In the end it wasn't quite such a shortcut as I'd hoped. I had to do a lot of work to make sure the stories were consistent and people who came from the same region as other people used the same accent (I made a real blooper with the invented regional accent thing! but I don't think anyone-else has noticed - yet). I kept my fantasy world because in the tradition of utopia writers, it allowed me to present a world with a different ethos. For example, I wanted race and sexuality to be irrelevant in the society I was writing about. I wanted to offer a vision of a world where it might not matter what colour your skin is or whether you like to pinch men's or women's buttocks surreptitiously. But I never had to work as hard as writers of proper historical romances.
Writing is just fun, when the story is spilling out of your pen on the page and the characters are shoving at your hand to get themselves out in the world, it's exhilarating. However then comes the hard labour of editing. The long hours reading and re-reading to make sure the plot is flowing smoothly. Is this sudden rough cut from a reflective piece of writing into action a mechanism that jolts the reader in the same way as it does the character who was startled? Or is it just irritating and distracting for the reader? Should this scene be cut down or cut out? Or expanded? The impatience! For the Goddess's sake! (that would be Erin, the Goddess of the hard work of writing), can't I just post it up online already?

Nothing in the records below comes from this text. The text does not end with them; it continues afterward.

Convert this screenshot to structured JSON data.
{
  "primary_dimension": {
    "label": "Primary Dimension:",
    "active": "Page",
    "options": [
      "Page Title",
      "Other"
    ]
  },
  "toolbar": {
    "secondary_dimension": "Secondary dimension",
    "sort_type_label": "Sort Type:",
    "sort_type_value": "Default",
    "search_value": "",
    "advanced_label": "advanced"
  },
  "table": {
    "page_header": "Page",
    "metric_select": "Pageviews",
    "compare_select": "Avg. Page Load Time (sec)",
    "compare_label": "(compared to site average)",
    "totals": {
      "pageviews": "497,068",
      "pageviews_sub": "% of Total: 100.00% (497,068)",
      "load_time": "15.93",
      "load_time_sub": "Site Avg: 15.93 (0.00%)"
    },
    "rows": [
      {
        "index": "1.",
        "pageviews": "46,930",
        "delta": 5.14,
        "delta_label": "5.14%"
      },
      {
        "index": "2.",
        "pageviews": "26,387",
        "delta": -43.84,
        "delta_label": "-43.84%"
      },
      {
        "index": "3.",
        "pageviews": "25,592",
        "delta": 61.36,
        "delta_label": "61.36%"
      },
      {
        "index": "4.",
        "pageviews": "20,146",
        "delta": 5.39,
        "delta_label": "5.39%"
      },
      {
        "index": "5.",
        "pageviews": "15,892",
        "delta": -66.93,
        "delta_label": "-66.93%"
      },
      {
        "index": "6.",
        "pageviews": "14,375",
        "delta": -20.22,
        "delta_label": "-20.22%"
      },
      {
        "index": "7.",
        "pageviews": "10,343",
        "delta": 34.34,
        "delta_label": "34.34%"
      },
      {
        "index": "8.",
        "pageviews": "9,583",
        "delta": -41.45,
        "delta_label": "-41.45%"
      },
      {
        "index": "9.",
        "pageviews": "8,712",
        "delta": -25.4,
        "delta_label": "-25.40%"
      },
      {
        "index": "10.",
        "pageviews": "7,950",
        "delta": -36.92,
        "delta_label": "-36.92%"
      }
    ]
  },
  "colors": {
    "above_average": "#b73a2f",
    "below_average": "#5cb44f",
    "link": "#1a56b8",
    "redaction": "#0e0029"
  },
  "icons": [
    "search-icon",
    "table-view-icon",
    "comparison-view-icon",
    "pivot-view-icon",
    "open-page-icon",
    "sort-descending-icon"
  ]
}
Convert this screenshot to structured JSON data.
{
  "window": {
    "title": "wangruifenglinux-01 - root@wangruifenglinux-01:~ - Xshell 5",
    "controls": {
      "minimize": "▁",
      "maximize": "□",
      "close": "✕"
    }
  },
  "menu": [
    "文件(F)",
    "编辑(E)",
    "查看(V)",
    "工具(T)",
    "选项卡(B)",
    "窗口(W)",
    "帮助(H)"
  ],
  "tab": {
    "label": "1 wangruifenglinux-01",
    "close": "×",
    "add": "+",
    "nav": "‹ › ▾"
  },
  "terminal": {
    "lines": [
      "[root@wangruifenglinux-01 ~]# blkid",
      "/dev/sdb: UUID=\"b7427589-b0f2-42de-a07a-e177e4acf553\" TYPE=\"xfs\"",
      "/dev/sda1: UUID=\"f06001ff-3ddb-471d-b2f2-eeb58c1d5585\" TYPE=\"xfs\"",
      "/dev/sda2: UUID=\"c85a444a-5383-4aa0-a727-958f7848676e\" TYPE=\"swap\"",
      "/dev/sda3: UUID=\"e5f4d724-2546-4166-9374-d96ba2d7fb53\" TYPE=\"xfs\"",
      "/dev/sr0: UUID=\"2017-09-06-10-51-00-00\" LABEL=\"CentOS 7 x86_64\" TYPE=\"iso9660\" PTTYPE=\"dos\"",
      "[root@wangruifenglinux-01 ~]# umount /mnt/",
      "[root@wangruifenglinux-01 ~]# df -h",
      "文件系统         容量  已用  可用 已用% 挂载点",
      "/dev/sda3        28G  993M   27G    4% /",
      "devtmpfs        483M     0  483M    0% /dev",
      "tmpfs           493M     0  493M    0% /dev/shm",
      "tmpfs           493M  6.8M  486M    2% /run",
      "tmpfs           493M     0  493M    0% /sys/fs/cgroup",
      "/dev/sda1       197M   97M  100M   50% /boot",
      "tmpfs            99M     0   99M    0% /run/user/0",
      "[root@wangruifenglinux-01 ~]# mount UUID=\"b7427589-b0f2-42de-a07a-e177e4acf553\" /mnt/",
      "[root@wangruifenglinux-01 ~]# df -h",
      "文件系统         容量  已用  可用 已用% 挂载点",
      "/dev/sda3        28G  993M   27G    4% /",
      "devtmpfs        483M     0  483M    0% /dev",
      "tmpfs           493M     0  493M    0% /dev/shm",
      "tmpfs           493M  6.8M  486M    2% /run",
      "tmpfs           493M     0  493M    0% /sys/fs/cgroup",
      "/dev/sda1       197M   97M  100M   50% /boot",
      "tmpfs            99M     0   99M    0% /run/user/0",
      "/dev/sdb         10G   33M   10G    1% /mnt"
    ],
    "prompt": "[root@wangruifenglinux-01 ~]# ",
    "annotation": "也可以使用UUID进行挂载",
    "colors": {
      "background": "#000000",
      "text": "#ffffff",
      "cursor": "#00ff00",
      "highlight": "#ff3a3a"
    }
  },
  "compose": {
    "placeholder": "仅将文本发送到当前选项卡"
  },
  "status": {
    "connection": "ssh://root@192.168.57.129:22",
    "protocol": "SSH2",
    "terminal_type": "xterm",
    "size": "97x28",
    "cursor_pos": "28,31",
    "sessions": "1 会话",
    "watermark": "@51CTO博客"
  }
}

|Available from Amazon.co..uk|
I also think this makes Erin's blog much more exciting and interesting than those ones called DivineGoddessoftheSexyMultiverse.blog. These tend to be a long list of the person's books with as sexy an extract as they can find (which still has a couple of typos in it) and the link to the book on Amazon Kindle.
|From Tim's Move Mission Blog|
I also find that secondary characters tend to ambush bits of the story and insist on having part of their lives written in. This is a major distraction from the main action so I started stripping them out and writing them their own novellas. As these are often detailed accounts of the sex lives of these secondary characters and I'm willing to publish them free because I see them as a by-product of the novels, they've been much more successful than my novels. Curses! foiled again. At least they're taking some of the feminist utopian messages out there in the world with them. So writing: addiction or hard labour? Well, OK, maybe it's more of an addiction. I love writing so much I sometimes even resort to writing blogposts.
|Thanks to FreeRepublic.com for smiley.|